It’s hard to have not heard of Wordle by now. Anyone who uses Twitter has likely seen the assortments of yellow and green blocks filling up their timeline as people rush to post their scores and let their friends know how quickly they figured out the latest puzzle. It’s a simple and fun enough game, one that has led to rip-offs popping up by folks looking to make some money.
Right now, Wordle is free. Any PC, phone, or tablet can access the game at no cost. Many steps of how it came to be, and how it got so popular, have been documented across the internet. It was a passion project and creator Josh Wardle made it with no real intentions of making money, so he didn’t trademark it.
Unfortunately, this led to many copycats of the game appearing on app stores to try and cash in on its popularity. Not only did these apps outright steal the Wordle name, but they promised that for a cost, players could gain extra perks such as unlimited plays. One touted its “excellent customer support.”
At first, it felt like this was going to be an example of how people can ruin a good thing. Then, Apple removed the more blatant clones from its App Store. There are still a couple of games that use the same name, but these games at least play differently, unlike the clones that were removed.
— Jason Chase (@jchaser) January 12, 2022

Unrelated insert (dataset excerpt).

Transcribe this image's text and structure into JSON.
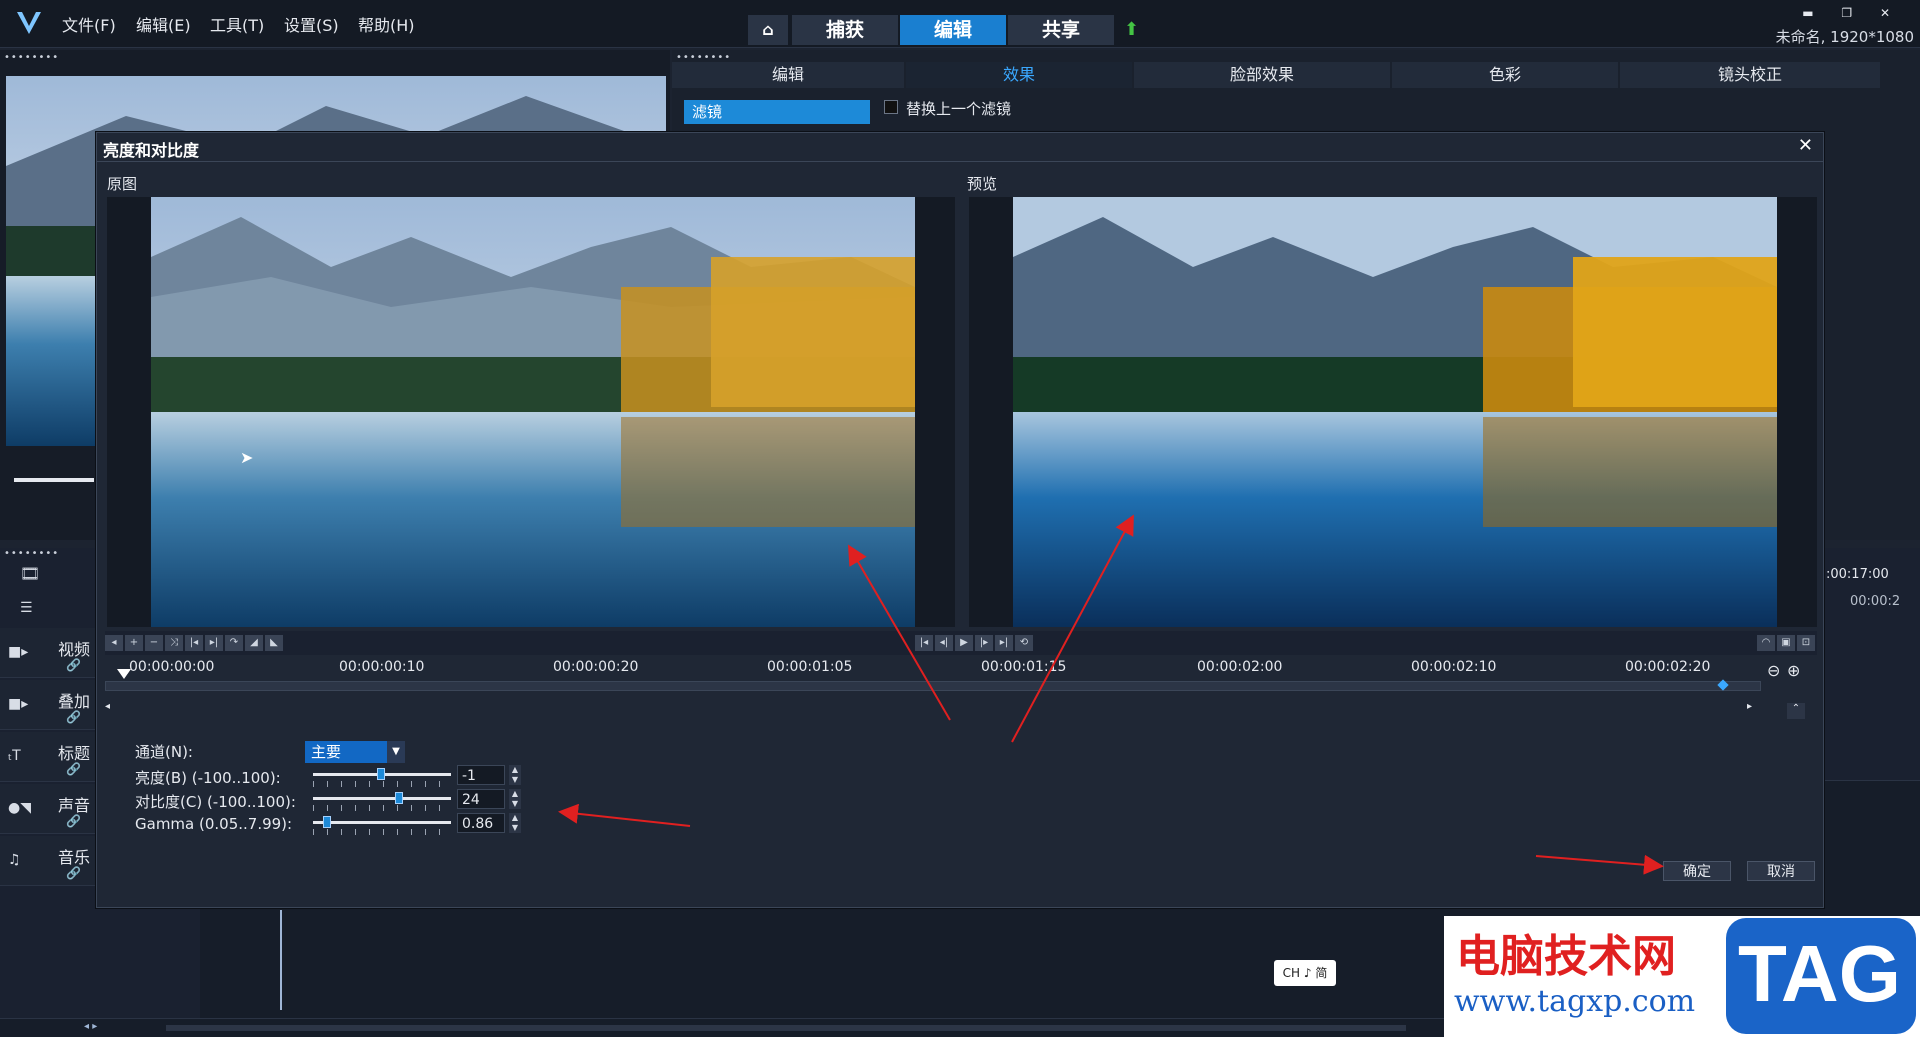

While stealing ideas is in the very nature of video games itself — it’s possible the first Pong from Atari was a rip-off of the Magnavox Odyssey, for example — seeing techies try to cash in on someone else’s surprise success of a free game was extremely discouraging. Word association games like Wordle are not new, Wordle just happened to be what everyone jumped on. Thankfully, Apple removed these clones and word of mouth about them got around quickly, so hopefully there weren’t too many people who got caught up in one of these rip-offs.